“Grad school gives us so many tools, and sometimes it feels like you have to show all of your cards every time you act. However, I learned that sometimes all it takes is one tool … to allow you to surf the wave, to see where it takes you,” Adu said. “Through Richard, I’ve learned that acting is about ease and simplicity.”
Adu also said Robichaux taught him about the business of the industry, including value in being an actor, when to say no and being paid for creating quality work. Robichaux even gave Adu advice about a contract the student received for an acting gig, and Adu said one of his biggest career lessons was recognizing and “stepping into” his personal value.
“I will always love theater, of course, but I’ve found a new love for being on camera and I am pursuing that fervently. I leave UC San Diego feeling very capable of standing in my process and business as an actor, both on screen and on stage,” Adu said.
Adu will join numerous department alumni who have created unique career paths away from the stage, including voiceover actors Joy Osmanski MFA ‘03 and Andres Paul Ramacho ‘13. There’s Marsha Stephanie Blake MFA ‘01, who found success with “Orange Is the New Black” and received a Primetime Emmy Award nomination for her work on the Netflix series “When they See Us,” and Zoe Chao MFA ‘11 who, incidentally, worked with Robichaux in “Where’d You Go, Bernadette.”
Another prominent alum on screen is Liz Jenkins MFA ‘08, who is now a recurring cast member on the ABC hit “Black-ish.” Jenkins has played the character of Principal Biggs since 2018, and additional TV credits include “How to Get Away with Murder,” “American Horror Story” and “Southland.” After graduating, she moved to Los Angeles.
“I often found myself tapping into my emotions in a healthy way, while in grad school. Not putting myself in a space to relive them, necessarily, but being able to utilize my experiences as Liz,” Jenkins said. “There was a huge sense of ‘What are Liz’s experiences, and how are they distinctive?’ That just drives my work here in LA, specifically my comedy. It’s out there, but it’s me—it’s unapologetically me.”
As “Black-ish” continues and “Big Shot” premieres, both Jenkins and Robichaux said they have having a lot of fun, in spite of the pandemic. Jenkins in particular said she had to remind herself to stay calm during a year of uncertainty, and trust that auditions and work would return safely. Being a part of the “Black-ish” family, she said, was a blessing.
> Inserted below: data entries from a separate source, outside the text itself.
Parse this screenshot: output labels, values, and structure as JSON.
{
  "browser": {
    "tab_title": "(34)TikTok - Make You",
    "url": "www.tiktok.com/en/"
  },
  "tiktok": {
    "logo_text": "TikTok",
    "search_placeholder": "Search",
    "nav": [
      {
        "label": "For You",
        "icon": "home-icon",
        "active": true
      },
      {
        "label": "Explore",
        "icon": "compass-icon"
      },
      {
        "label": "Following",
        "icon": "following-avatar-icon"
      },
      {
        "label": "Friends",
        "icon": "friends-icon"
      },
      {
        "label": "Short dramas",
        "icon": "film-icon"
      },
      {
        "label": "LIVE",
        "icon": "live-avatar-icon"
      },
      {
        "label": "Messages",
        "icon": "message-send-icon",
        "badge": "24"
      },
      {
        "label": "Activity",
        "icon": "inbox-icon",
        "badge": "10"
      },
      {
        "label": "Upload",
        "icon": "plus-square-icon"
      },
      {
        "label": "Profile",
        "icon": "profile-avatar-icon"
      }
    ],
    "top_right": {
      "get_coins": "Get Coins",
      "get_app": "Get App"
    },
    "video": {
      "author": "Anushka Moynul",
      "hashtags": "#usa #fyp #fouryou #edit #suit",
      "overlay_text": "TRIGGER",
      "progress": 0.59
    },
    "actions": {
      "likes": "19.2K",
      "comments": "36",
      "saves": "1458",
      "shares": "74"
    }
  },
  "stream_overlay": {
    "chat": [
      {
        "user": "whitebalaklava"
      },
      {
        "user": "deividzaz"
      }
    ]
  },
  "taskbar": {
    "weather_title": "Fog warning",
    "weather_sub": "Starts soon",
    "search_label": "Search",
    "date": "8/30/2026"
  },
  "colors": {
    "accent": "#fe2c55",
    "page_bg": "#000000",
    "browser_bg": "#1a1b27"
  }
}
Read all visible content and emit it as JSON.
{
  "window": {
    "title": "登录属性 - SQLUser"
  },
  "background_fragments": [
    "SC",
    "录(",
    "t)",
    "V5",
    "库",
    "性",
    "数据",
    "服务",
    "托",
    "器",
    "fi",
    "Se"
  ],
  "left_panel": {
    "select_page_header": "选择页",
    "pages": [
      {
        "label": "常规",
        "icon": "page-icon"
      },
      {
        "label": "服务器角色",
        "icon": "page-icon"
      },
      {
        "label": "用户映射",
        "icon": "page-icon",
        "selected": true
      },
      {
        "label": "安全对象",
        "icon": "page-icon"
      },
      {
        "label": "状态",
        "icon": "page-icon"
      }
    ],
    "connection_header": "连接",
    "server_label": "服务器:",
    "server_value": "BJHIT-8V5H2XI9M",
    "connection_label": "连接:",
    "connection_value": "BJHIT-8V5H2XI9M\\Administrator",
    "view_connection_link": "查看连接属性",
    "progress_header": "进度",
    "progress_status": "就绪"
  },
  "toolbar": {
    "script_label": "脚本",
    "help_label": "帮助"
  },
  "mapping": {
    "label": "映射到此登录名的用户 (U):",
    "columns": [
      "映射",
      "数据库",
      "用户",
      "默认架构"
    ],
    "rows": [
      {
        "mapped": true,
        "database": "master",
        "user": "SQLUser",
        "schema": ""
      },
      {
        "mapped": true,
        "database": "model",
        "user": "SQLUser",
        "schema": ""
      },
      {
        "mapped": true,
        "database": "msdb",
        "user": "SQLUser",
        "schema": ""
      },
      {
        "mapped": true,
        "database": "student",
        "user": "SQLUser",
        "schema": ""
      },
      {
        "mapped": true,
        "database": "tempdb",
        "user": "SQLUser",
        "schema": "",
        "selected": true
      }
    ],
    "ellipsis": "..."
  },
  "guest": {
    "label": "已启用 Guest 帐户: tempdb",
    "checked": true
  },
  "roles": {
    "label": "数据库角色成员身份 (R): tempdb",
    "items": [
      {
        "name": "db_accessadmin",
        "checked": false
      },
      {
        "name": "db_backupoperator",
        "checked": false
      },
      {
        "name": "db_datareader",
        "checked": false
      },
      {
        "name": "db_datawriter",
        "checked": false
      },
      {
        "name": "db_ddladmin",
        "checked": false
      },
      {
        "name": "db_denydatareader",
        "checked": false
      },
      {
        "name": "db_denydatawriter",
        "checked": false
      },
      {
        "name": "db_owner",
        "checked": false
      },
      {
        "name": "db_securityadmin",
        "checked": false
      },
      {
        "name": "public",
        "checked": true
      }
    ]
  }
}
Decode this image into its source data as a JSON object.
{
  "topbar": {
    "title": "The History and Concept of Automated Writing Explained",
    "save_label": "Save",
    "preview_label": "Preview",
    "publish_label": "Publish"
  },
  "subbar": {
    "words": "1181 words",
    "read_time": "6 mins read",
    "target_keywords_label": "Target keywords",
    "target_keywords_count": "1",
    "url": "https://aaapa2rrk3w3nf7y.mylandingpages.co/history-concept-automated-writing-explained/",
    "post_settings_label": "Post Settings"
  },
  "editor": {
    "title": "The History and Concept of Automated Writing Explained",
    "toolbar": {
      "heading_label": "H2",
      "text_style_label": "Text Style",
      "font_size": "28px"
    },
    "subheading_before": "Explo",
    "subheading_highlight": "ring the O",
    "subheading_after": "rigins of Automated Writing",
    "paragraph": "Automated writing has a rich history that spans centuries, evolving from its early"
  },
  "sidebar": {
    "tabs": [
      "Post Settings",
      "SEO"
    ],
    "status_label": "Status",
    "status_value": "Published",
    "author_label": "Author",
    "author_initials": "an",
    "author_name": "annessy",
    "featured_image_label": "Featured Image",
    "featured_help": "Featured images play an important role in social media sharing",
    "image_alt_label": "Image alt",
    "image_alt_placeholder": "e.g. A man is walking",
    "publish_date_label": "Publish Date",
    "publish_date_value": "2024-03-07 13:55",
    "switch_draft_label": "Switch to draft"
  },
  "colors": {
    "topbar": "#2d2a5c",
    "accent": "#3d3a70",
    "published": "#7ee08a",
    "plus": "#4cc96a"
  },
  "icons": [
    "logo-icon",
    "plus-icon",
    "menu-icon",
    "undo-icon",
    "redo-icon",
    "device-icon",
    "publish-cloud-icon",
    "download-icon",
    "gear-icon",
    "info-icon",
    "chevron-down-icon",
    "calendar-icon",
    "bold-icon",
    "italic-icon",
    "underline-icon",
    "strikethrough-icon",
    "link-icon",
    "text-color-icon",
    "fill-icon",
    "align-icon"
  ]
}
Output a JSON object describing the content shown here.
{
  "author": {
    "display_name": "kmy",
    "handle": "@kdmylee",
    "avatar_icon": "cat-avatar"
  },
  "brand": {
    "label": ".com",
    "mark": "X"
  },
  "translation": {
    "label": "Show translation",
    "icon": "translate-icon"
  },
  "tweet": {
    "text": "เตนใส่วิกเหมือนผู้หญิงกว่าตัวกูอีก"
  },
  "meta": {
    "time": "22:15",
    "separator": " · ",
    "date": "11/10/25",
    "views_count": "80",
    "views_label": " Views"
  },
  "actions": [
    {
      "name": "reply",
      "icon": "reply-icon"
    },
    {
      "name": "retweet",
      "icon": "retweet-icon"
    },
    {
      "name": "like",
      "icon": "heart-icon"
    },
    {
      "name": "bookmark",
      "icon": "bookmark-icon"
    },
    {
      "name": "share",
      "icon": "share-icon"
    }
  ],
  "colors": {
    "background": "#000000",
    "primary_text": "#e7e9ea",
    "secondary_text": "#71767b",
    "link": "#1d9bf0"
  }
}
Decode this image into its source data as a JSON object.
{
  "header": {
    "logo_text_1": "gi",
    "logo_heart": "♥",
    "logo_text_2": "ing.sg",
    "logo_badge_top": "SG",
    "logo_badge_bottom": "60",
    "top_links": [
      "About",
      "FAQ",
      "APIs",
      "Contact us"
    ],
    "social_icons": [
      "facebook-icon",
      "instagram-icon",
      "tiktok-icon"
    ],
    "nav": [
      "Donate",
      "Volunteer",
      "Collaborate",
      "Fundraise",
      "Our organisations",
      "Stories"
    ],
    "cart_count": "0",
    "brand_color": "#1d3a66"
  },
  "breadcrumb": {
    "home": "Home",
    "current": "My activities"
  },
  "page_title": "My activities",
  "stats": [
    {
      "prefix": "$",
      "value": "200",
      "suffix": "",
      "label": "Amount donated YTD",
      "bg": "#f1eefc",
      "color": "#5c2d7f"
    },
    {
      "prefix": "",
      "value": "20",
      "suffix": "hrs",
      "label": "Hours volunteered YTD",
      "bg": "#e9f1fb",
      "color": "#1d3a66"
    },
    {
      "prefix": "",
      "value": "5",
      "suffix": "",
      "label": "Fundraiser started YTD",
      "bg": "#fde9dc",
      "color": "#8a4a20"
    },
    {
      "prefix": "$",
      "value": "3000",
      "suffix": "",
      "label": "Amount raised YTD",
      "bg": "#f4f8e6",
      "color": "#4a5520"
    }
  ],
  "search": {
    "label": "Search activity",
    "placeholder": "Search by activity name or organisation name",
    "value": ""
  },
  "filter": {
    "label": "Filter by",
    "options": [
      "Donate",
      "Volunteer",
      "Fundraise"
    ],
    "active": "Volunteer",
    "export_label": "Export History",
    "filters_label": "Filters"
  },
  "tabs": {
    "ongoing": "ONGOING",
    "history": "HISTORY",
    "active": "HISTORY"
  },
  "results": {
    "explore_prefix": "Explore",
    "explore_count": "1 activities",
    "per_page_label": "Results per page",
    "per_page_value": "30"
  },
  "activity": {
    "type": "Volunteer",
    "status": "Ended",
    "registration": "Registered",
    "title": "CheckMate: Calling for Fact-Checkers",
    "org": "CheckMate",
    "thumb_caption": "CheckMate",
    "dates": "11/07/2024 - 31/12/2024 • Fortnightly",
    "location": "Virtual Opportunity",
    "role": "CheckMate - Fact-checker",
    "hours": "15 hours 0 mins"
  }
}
“My advice for anyone entering is, if you can, stay in it. Sometimes it might make sense to leave if that feels right for you, but I don’t know a lot of actors that regret chasing this dream in the long run,” she said. “You have to find the joy along the way. I promise it’s there.”